Easy enough to start, but re-arranging a riff that isn’t at 120bpm while someone counts down from 5 to 1 at 60bpm such that it finishes both musically and on time is another matter. Try it. It’s like trying to connect with an Adil googly when you’re expecting a Jofra yorker. Sometimes it just ain’t going to happen. Add to that the prescribed set-list, which was rather lacking in forethought, and things might well have gone horribly wrong. Darren got through this by ignoring the less useful tunes in favour of
riffs that had a little mileage to spin out or wrap up easily. Eye of The Tiger, Back in Black, Highway to Hell, Superstition, Hammer To Fall, Another One Bites the Dust, Walk This Way, Are You Gonna Go My Way. Anything else and the tunes didn’t have the breath to resolve.
Luckily, after a few games, the set list approach was abandoned, and, as Darren puts it, he was given ‘free rein to improvise and make up my own riffs – so out came some tapping, sweep picking and other crowd pleasing antics.’ And crowds appeared pleased, if the number of selfies produced is anything to go by.
This World Cup has been criticised on every level, with some criticisms justified, some not, and now it’s done, both victors and vanquished will return to the Big Bashes and the IPLs to continue bashing the bejesus out of a leather orb, and the cricketarists will return to the theatres, pubs, clubs and their usual professional engagements (and yes, Darren did have to cancel a gig because he was playing at the World Cup, and yes, it really was at The Cricketers). But life may never be quite the same. For one thing, the experience of playing in front of 25,000 people is not something you can easily replicate, and that’s ignoring the SKY audience.

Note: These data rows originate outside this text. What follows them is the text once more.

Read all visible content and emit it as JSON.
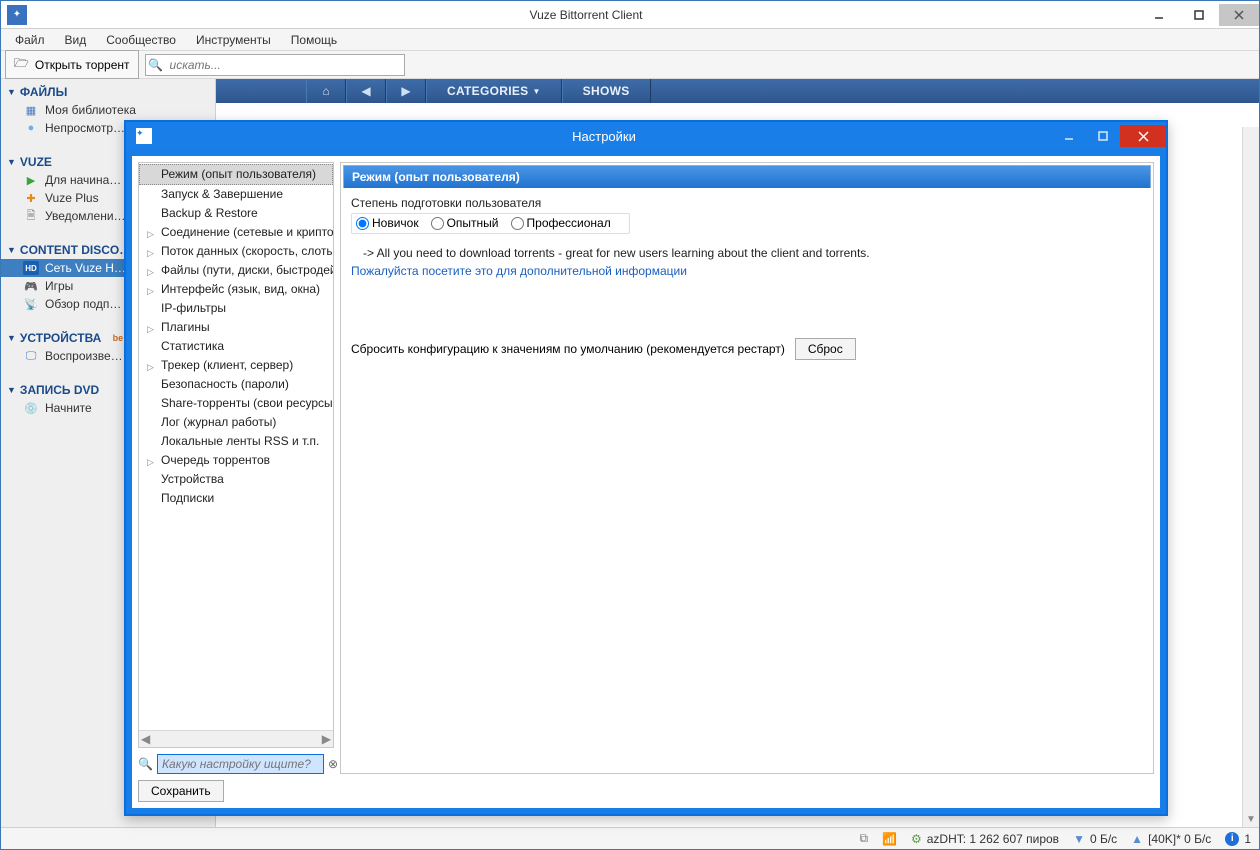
{
  "window": {
    "title": "Vuze Bittorrent Client"
  },
  "menu": {
    "file": "Файл",
    "view": "Вид",
    "community": "Сообщество",
    "tools": "Инструменты",
    "help": "Помощь"
  },
  "toolbar": {
    "open_torrent": "Открыть торрент",
    "search_placeholder": "искать..."
  },
  "nav": {
    "categories": "CATEGORIES",
    "shows": "SHOWS"
  },
  "sidebar": {
    "files_section": "ФАЙЛЫ",
    "library": "Моя библиотека",
    "unwatched": "Непросмотр…",
    "vuze_section": "VUZE",
    "getting_started": "Для начина…",
    "vuze_plus": "Vuze Plus",
    "notifications": "Уведомлени…",
    "content_section": "CONTENT DISCO…",
    "vuze_hd": "Сеть Vuze H…",
    "games": "Игры",
    "subscriptions": "Обзор подп…",
    "devices_section": "УСТРОЙСТВА",
    "devices_beta": "be",
    "play": "Воспроизве…",
    "dvd_section": "ЗАПИСЬ DVD",
    "start": "Начните"
  },
  "status": {
    "dht": "azDHT: 1 262 607 пиров",
    "down": "0 Б/с",
    "up": "[40K]* 0 Б/с",
    "friends": "1"
  },
  "dialog": {
    "title": "Настройки",
    "tree": {
      "mode": "Режим (опыт пользователя)",
      "startup": "Запуск & Завершение",
      "backup": "Backup & Restore",
      "connection": "Соединение (сетевые и крипто на…",
      "transfer": "Поток данных (скорость, слоты)",
      "files": "Файлы (пути, диски, быстродейс…",
      "interface": "Интерфейс (язык, вид, окна)",
      "ipfilters": "IP-фильтры",
      "plugins": "Плагины",
      "stats": "Статистика",
      "tracker": "Трекер (клиент, сервер)",
      "security": "Безопасность (пароли)",
      "sharing": "Share-торренты (свои ресурсы)",
      "logging": "Лог (журнал работы)",
      "rss": "Локальные ленты RSS и т.п.",
      "queue": "Очередь торрентов",
      "devices": "Устройства",
      "subscriptions": "Подписки"
    },
    "search_placeholder": "Какую настройку ищите?",
    "panel": {
      "heading": "Режим (опыт пользователя)",
      "legend": "Степень подготовки пользователя",
      "opt_beginner": "Новичок",
      "opt_intermediate": "Опытный",
      "opt_advanced": "Профессионал",
      "desc": "-> All you need to download torrents - great for new users learning about the client and torrents.",
      "link": "Пожалуйста посетите это для дополнительной информации",
      "reset_text": "Сбросить конфигурацию к значениям по умолчанию (рекомендуется рестарт)",
      "reset_btn": "Сброс"
    },
    "save": "Сохранить"
  }
}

For another, it’s expanded Darren’s guitar collection, as he explains: ‘I had a nice email [after the second Cardiff game] from the guitar maker saying he heard me on the radio and was really impressed with how good it sounded, and they’ve given me my own bat guitar that I am playing at some of my shows.’ We’ll have him onfield in no time.
As for the Willowcasters themselves, they will be signed and auctioned off for charity at the tournament’s end. I wonder which clubhouse walls will be adorned with them at the end-of-season dinner.
Now that we have emerged victorious, perhaps it’s time for Darren to be given the credit due to a rock n roll prophet. The tune with which he opened his account back in the tournament’s infancy was, after all, The Boys are Back in Town.
Greetings from the guitar makers! Darren was indeed one of the good guys, in fact nearly all were apart from a prima donna at trent bridge! He is now using one we lent him to play at some of his gigs.
We’re with you on the set list thing. I was shown it a few weeks before the tournament and vented some misgivings on it, so when we found ourselves at the first Taunton match hanging out with the guitarist, we told the events people it was time to give the idea up and let them all do their own thing. Thankfully this time they took it on board!
The only real error in your piece is that the guitar was thought up by the corporates. We have been building cricket bat guitars for over ten years already now, and they came to us to purchase some for the tournament after we lent them one to take to Lords to pitch to the ICC.
The good thing about it all for us was the feedback we had from all the guitarists on the playability and build quality of the instruments, which means far more to us than any twitterati comments! Some ‘cricketarists’ even made a purchase!
For any other information feel free to ask.
Regards, Colin and Steve
Hi Colin, Steve, Glad you enjoyed the piece! For the record, I didn’t actually suggest they thought up the idea of the guitar, just the idea of having a live guitarist … which makes me wonder: did they come to you to borrow a guitar or did you suggest it to them? If the latter, I think that was a top idea, just one not fully realised! Darren certainly enjoyed playing his, and his brother Jamie (another fine player) is very complimentary, especially of its acoustic sound, which is always a good thing. Did the proposed auction go ahead?